A couple of days before the unveiling of AMD’s RX 480 GPU, Nvidia delivered a doorstop to reviewers as a spoiler. By doorstop we mean a card without drivers, docs, MSRP, release dates, or performance numbers, they couldn’t even turn it on. If this sounds like a last-minute PR game to spoil a competitor’s real launch, you might be on to something. The lack of drivers is especially disconcerting considering that the card is simply a fused off GP104, not an actual GP106 die.
This is where the problems begin for Nvidia though, with a GP104 based ‘GP106’ card, it won’t be hard for them to beat the RX 480 in whatever benchmark they choose. They just have to fuse off enough shaders and memory while dialing the clocks back to meet whatever performance and power consumption numbers they choose. It is a great PR stunt but only a PR stunt. Don’t expect this part to ever hit the shelves in anything more than a PR approved quantity if that.

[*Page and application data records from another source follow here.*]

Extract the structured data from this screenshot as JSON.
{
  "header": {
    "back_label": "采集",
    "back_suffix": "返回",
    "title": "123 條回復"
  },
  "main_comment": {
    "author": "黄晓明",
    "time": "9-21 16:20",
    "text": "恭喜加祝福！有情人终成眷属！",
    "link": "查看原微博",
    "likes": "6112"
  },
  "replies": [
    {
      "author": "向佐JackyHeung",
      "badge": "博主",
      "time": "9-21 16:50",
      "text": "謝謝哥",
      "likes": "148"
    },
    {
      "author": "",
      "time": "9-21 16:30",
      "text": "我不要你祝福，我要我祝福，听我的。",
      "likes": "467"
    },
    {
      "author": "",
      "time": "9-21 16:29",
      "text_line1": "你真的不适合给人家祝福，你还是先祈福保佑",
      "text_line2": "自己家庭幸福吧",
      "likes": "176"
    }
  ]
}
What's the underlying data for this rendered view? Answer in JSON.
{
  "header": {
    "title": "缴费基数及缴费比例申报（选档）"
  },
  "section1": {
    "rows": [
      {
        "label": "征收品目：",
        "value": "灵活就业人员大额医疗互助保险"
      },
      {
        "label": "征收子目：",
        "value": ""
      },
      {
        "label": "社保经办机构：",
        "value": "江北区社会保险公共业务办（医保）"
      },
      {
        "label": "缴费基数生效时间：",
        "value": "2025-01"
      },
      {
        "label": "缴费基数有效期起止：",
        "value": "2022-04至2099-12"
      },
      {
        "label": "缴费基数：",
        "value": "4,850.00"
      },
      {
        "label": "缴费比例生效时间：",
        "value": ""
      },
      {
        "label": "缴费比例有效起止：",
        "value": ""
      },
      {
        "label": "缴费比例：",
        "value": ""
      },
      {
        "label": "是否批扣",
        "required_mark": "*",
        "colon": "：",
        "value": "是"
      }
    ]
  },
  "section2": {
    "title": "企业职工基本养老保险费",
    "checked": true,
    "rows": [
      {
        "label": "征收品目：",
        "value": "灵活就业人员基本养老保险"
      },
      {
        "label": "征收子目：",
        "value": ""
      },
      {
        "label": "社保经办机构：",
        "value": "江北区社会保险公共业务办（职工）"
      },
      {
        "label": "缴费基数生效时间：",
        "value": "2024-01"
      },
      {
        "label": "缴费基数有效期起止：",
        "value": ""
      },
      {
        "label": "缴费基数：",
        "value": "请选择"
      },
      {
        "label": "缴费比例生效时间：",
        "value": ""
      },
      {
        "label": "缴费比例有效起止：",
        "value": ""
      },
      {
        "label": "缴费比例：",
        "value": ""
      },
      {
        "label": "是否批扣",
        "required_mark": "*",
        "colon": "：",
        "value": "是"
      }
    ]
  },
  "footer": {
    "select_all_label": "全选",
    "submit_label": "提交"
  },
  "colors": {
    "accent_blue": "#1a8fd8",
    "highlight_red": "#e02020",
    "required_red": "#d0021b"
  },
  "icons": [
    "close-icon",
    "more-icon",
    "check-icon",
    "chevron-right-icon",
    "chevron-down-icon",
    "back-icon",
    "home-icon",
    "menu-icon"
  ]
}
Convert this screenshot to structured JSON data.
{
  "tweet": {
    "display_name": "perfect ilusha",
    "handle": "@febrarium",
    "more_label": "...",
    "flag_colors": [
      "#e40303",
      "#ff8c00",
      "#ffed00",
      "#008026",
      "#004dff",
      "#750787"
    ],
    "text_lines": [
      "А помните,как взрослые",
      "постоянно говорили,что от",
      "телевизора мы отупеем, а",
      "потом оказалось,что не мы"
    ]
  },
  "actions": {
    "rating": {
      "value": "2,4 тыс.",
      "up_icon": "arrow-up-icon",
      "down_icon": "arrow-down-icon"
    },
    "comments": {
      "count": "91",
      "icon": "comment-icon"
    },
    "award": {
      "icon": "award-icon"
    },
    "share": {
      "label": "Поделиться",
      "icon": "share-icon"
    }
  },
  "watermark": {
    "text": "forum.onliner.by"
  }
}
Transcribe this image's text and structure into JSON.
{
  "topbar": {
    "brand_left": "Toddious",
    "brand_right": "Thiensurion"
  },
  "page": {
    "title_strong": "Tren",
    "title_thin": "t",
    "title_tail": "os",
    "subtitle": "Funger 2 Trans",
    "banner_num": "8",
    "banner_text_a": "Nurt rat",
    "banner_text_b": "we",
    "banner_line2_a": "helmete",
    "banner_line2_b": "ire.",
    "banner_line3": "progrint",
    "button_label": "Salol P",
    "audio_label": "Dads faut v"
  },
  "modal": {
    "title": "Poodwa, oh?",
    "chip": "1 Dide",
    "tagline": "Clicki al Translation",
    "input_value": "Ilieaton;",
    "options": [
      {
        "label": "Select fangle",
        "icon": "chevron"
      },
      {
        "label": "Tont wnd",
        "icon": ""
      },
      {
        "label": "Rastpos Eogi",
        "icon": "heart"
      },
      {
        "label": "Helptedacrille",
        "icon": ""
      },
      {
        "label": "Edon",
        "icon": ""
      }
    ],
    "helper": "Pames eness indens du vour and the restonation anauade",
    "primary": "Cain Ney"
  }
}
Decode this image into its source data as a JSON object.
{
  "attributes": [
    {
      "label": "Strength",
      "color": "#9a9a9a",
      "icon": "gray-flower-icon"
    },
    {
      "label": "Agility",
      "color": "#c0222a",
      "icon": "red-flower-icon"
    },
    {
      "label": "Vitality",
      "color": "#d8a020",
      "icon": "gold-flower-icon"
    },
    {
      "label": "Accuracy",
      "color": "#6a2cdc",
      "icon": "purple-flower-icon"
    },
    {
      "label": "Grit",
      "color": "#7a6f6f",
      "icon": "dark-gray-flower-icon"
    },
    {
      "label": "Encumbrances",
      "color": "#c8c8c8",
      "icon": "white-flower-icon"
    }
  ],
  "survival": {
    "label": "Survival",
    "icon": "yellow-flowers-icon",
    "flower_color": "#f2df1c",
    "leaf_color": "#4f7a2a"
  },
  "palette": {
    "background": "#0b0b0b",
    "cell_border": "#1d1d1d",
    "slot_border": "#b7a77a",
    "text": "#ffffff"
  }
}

Why? First of all the current GP104 die based cards are in short supply because of this. Officially Nvidia is blaming demand rather then production issues but either way there are nowhere near enough GP104 dies for the GTX1070/1080 parts the moment. If Nvidia really launches the GP104 based ‘GP106’ in July as some are claiming, how is a higher volume part competing for the same silicon going to help the situation?
Don’t expect this GT1060 to ever be a real part, just a press spoiler. SemiAccurate told you about the real GP106 last week, when that comes out expect it to ‘replace’ the GP104 based version while offering much lower performance and actual availability. Nvidia has been doing this for generations, expect a GT1065 or GT1055 to launch with much new fanfare and the old one to disappear in short order if it was ever actually real.
That is the good news, when you look at the details things get really ugly.
Note: The following is analysis for professional level subscribers only.
Disclosures: Charlie Demerjian and Stone Arch Networking Services, Inc. have no consulting relationships, investment relationships, or hold any investment positions with any of the companies mentioned in this report.